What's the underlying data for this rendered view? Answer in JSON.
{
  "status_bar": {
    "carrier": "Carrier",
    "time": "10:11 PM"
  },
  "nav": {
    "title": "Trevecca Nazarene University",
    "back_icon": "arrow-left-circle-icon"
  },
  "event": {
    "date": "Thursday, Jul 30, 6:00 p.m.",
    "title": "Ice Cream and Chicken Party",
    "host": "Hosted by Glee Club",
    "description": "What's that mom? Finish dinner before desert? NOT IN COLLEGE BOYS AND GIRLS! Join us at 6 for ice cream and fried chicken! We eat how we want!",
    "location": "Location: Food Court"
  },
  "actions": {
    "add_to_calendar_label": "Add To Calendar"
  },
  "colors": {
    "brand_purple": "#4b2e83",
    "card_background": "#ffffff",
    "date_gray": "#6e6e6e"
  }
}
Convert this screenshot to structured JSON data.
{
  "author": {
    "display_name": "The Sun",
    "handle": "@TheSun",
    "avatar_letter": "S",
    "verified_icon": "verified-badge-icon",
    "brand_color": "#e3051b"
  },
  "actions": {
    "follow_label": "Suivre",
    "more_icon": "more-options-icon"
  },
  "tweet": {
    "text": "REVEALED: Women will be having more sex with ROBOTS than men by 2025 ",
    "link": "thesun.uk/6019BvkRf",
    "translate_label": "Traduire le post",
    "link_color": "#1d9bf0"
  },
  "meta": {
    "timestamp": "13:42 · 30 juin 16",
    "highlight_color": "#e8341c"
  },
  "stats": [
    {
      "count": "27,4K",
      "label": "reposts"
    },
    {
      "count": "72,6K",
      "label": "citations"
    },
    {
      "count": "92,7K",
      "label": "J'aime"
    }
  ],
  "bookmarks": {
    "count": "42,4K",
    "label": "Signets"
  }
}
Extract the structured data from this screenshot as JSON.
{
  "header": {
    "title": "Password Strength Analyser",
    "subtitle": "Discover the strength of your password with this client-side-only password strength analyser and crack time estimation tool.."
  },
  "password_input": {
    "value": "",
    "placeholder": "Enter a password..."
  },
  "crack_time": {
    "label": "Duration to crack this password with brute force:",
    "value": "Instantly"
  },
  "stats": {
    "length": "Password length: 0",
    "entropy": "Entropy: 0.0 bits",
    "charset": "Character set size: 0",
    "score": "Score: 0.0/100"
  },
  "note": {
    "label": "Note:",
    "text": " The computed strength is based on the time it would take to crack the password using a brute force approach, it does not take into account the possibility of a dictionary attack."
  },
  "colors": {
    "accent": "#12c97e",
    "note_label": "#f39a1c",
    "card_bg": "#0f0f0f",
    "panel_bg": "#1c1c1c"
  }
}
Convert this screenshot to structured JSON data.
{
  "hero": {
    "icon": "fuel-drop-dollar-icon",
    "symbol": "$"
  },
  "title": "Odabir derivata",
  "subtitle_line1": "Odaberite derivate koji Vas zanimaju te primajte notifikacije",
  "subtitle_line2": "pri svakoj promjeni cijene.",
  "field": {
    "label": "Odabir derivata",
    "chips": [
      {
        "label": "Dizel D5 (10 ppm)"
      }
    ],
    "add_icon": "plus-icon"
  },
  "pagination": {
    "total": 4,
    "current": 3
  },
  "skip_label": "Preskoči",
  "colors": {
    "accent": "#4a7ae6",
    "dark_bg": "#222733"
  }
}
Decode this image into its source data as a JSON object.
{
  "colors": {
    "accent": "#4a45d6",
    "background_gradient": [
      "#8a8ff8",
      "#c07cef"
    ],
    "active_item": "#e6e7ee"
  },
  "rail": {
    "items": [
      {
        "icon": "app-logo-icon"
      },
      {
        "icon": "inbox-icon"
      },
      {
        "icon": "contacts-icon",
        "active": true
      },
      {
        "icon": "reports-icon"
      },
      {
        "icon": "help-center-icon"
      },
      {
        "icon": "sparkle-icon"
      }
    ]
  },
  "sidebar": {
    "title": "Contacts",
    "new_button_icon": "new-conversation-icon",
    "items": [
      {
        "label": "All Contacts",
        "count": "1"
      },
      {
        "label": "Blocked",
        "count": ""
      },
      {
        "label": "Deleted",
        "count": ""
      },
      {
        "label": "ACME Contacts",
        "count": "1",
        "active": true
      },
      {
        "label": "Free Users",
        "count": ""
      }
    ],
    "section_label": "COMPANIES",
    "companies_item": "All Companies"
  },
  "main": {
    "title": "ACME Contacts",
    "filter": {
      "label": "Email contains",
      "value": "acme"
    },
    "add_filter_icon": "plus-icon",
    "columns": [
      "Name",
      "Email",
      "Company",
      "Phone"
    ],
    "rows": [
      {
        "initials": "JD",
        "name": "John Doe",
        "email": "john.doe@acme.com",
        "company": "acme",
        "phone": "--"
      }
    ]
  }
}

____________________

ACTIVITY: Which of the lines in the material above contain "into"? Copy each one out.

ANSWER TO THIS TASK:
    "text": " The computed strength is based on the time it would take to crack the password using a brute force approach, it does not take into account the possibility of a dictionary attack."
Decode this image into its source data as a JSON object.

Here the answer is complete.